*THE TASK:*
What follows is a block of records; reproduce all of it verbatim.

*MATERIALS PROVIDED:*
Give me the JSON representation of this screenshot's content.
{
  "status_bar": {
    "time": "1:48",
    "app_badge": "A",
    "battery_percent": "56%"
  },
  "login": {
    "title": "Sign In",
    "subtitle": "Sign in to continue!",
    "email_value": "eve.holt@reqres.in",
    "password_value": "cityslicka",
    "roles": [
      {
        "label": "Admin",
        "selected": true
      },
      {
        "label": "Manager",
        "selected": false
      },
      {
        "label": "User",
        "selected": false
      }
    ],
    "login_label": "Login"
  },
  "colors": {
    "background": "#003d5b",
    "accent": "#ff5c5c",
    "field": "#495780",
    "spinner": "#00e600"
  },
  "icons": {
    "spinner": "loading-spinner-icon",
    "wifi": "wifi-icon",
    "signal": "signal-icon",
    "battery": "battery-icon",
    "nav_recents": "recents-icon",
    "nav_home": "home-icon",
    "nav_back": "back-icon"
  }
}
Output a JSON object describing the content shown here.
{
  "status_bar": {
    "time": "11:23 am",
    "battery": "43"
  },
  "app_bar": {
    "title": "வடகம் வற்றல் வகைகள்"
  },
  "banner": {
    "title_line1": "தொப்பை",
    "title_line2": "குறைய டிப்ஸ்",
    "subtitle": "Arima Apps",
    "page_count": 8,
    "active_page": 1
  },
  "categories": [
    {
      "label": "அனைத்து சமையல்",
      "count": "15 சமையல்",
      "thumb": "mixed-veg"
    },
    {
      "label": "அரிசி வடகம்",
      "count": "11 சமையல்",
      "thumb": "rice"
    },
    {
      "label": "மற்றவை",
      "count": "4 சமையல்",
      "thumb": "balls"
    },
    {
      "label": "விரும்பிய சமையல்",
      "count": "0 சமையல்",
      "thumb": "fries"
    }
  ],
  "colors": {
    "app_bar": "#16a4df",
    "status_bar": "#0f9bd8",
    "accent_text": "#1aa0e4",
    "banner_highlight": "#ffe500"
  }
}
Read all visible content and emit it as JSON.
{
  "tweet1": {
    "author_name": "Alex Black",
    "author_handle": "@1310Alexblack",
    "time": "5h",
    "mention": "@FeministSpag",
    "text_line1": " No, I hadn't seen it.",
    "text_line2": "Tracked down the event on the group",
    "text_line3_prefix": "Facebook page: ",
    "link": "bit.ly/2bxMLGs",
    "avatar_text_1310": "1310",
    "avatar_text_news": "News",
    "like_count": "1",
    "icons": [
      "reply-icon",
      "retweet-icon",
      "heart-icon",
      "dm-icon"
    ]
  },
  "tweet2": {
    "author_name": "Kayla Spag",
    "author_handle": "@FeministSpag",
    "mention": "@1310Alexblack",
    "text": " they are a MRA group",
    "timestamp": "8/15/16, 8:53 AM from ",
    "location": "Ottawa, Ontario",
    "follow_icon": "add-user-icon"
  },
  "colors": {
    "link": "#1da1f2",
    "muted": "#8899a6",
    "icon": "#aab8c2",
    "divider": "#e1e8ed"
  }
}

*THE ANSWER:*
Give me the JSON representation of this screenshot's content.
{
  "status_bar": {
    "time": "1:48",
    "app_badge": "A",
    "battery_percent": "56%"
  },
  "login": {
    "title": "Sign In",
    "subtitle": "Sign in to continue!",
    "email_value": "eve.holt@reqres.in",
    "password_value": "cityslicka",
    "roles": [
      {
        "label": "Admin",
        "selected": true
      },
      {
        "label": "Manager",
        "selected": false
      },
      {
        "label": "User",
        "selected": false
      }
    ],
    "login_label": "Login"
  },
  "colors": {
    "background": "#003d5b",
    "accent": "#ff5c5c",
    "field": "#495780",
    "spinner": "#00e600"
  },
  "icons": {
    "spinner": "loading-spinner-icon",
    "wifi": "wifi-icon",
    "signal": "signal-icon",
    "battery": "battery-icon",
    "nav_recents": "recents-icon",
    "nav_home": "home-icon",
    "nav_back": "back-icon"
  }
}
Output a JSON object describing the content shown here.
{
  "status_bar": {
    "time": "11:23 am",
    "battery": "43"
  },
  "app_bar": {
    "title": "வடகம் வற்றல் வகைகள்"
  },
  "banner": {
    "title_line1": "தொப்பை",
    "title_line2": "குறைய டிப்ஸ்",
    "subtitle": "Arima Apps",
    "page_count": 8,
    "active_page": 1
  },
  "categories": [
    {
      "label": "அனைத்து சமையல்",
      "count": "15 சமையல்",
      "thumb": "mixed-veg"
    },
    {
      "label": "அரிசி வடகம்",
      "count": "11 சமையல்",
      "thumb": "rice"
    },
    {
      "label": "மற்றவை",
      "count": "4 சமையல்",
      "thumb": "balls"
    },
    {
      "label": "விரும்பிய சமையல்",
      "count": "0 சமையல்",
      "thumb": "fries"
    }
  ],
  "colors": {
    "app_bar": "#16a4df",
    "status_bar": "#0f9bd8",
    "accent_text": "#1aa0e4",
    "banner_highlight": "#ffe500"
  }
}
Read all visible content and emit it as JSON.
{
  "tweet1": {
    "author_name": "Alex Black",
    "author_handle": "@1310Alexblack",
    "time": "5h",
    "mention": "@FeministSpag",
    "text_line1": " No, I hadn't seen it.",
    "text_line2": "Tracked down the event on the group",
    "text_line3_prefix": "Facebook page: ",
    "link": "bit.ly/2bxMLGs",
    "avatar_text_1310": "1310",
    "avatar_text_news": "News",
    "like_count": "1",
    "icons": [
      "reply-icon",
      "retweet-icon",
      "heart-icon",
      "dm-icon"
    ]
  },
  "tweet2": {
    "author_name": "Kayla Spag",
    "author_handle": "@FeministSpag",
    "mention": "@1310Alexblack",
    "text": " they are a MRA group",
    "timestamp": "8/15/16, 8:53 AM from ",
    "location": "Ottawa, Ontario",
    "follow_icon": "add-user-icon"
  },
  "colors": {
    "link": "#1da1f2",
    "muted": "#8899a6",
    "icon": "#aab8c2",
    "divider": "#e1e8ed"
  }
}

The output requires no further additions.